A blanket of invasive water chestnut, courtesy of Ron Chick
Together, we spoke up for rivers during public hearings in support of stronger drought management and funding for invasive species.
This week, we need your help with the next step! The Joint Committee on Environment, Natural Resources, and Agriculture has until Wednesday February 2 to report bills out favorably - otherwise they don't advance, and we have to start over again next session. Mass Rivers' two priority bills are sitting before this committee: the drought bill (H.898/S.530) and the invasive species bill (H.999/S.563). The committee needs to hear support from their fellow legislators and from the public - that's where you come in! Here's how you can help: Call or email your state legislators this week and encourage them to talk to their ENRA colleagues about advancing these two bills.
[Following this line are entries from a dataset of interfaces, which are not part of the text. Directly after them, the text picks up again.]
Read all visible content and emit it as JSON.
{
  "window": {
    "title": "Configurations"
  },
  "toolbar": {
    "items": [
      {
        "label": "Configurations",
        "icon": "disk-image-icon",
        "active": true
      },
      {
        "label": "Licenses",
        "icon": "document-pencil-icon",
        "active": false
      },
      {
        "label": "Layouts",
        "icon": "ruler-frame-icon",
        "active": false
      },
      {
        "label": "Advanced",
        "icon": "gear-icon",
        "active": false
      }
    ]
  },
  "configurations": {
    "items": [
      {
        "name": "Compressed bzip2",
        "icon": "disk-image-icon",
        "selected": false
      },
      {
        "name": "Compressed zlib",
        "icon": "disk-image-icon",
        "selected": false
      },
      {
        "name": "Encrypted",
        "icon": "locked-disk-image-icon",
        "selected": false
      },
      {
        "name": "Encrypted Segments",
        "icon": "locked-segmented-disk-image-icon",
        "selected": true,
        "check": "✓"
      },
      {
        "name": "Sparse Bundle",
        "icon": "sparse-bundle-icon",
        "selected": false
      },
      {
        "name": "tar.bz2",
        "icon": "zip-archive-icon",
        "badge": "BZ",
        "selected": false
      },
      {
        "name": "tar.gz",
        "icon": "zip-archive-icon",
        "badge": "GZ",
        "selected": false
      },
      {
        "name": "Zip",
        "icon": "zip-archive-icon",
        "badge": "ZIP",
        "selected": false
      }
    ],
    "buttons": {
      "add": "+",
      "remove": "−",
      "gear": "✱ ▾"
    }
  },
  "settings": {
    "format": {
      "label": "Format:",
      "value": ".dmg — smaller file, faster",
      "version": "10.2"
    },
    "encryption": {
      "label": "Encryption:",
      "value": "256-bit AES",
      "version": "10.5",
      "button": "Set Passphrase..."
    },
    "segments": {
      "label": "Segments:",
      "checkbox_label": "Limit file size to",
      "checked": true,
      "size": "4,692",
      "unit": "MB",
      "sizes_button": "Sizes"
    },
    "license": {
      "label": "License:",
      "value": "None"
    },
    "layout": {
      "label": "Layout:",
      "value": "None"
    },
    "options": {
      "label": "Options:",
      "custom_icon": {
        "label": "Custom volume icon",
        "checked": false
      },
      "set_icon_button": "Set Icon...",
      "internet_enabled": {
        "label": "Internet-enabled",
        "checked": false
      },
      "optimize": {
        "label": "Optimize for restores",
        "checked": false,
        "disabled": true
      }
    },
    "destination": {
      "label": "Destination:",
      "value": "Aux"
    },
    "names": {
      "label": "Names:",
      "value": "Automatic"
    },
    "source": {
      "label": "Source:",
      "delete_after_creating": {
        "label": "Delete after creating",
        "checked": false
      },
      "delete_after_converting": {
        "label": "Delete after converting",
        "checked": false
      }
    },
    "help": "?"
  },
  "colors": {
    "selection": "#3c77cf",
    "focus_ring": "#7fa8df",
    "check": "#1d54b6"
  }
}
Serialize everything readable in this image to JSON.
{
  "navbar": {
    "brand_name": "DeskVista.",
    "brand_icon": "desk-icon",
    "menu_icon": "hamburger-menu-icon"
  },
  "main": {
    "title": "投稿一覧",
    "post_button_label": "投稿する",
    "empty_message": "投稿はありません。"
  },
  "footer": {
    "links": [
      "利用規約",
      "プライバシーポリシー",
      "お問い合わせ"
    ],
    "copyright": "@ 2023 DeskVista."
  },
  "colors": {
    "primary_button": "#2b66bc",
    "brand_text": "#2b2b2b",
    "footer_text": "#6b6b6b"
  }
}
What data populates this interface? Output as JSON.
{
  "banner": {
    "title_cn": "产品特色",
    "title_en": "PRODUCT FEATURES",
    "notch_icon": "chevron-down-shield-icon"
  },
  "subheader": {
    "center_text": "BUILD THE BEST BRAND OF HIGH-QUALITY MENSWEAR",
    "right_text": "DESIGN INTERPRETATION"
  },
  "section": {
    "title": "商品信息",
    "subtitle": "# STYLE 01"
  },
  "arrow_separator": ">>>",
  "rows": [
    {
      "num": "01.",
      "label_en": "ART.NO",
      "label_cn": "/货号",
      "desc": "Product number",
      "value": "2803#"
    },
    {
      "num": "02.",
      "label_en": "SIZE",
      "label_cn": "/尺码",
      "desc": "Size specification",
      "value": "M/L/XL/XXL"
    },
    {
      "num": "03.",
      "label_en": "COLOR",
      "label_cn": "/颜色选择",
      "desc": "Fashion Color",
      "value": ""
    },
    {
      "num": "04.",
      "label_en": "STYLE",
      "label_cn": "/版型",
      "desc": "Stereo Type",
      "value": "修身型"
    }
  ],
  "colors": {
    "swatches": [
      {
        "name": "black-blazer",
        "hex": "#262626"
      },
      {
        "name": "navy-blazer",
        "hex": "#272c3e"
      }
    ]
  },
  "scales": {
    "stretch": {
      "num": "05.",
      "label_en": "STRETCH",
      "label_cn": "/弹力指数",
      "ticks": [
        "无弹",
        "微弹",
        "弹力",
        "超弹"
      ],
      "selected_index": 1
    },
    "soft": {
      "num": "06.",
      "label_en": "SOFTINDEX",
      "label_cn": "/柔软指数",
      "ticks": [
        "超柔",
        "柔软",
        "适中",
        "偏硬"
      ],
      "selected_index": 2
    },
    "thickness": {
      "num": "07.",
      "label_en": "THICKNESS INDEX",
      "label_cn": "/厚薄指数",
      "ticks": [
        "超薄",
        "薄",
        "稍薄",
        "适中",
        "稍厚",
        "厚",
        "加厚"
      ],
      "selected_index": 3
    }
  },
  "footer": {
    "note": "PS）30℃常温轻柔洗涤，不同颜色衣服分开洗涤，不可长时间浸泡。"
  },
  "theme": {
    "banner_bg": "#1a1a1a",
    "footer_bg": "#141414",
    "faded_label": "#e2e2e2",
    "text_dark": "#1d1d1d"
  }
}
If your legislator is on the Joint Committee on Environment, Natural Resources, and Agriculture, we especially need you to contact them directly:
Here's a sample email:
“Dear Representative/Senator ______, My name is ___________ and I am a resident of ___________. I am writing to request that you urge your colleagues in ENRA to report two bills favorably out of committee: H. 898/S.530, An Act relative to maintaining adequate water supplies through effective drought management (sponsored by Chair Dykema and Vice Chair Eldridge) and H.999/S.563, An Act responding to the threat of invasive species (sponsored by Senator Jehlen and Representative D. Rogers) These bills strengthen protections for water quality and quantity statewide:
Climate change is bringing more frequent and severe droughts to Massachusetts, and our current management is falling short. The drought bill would give the State the authority to require water conservation during drought. Scaling up our response to drought will give our waterways and the people and wildlife that depend on them the best chance at a healthy future. [Insert local challenges with low flow and drought]
Current assistance and funding for municipalities trying to manage invasive species is seriously lacking. The invasive species management bill centralizes resources, making it easier for municipalities to access the guidance they need, and sets up a grant program to help fund prevention, eradication, and outreach work. [Insert local challenges with invasive species management]
I hope you will encourage your colleagues in ENRA to report these bills out favorably. Thank you for your time and consideration. Sincerely, _____________”
Let us know if you hear from your legislators. Thank you for your advocacy to protect rivers!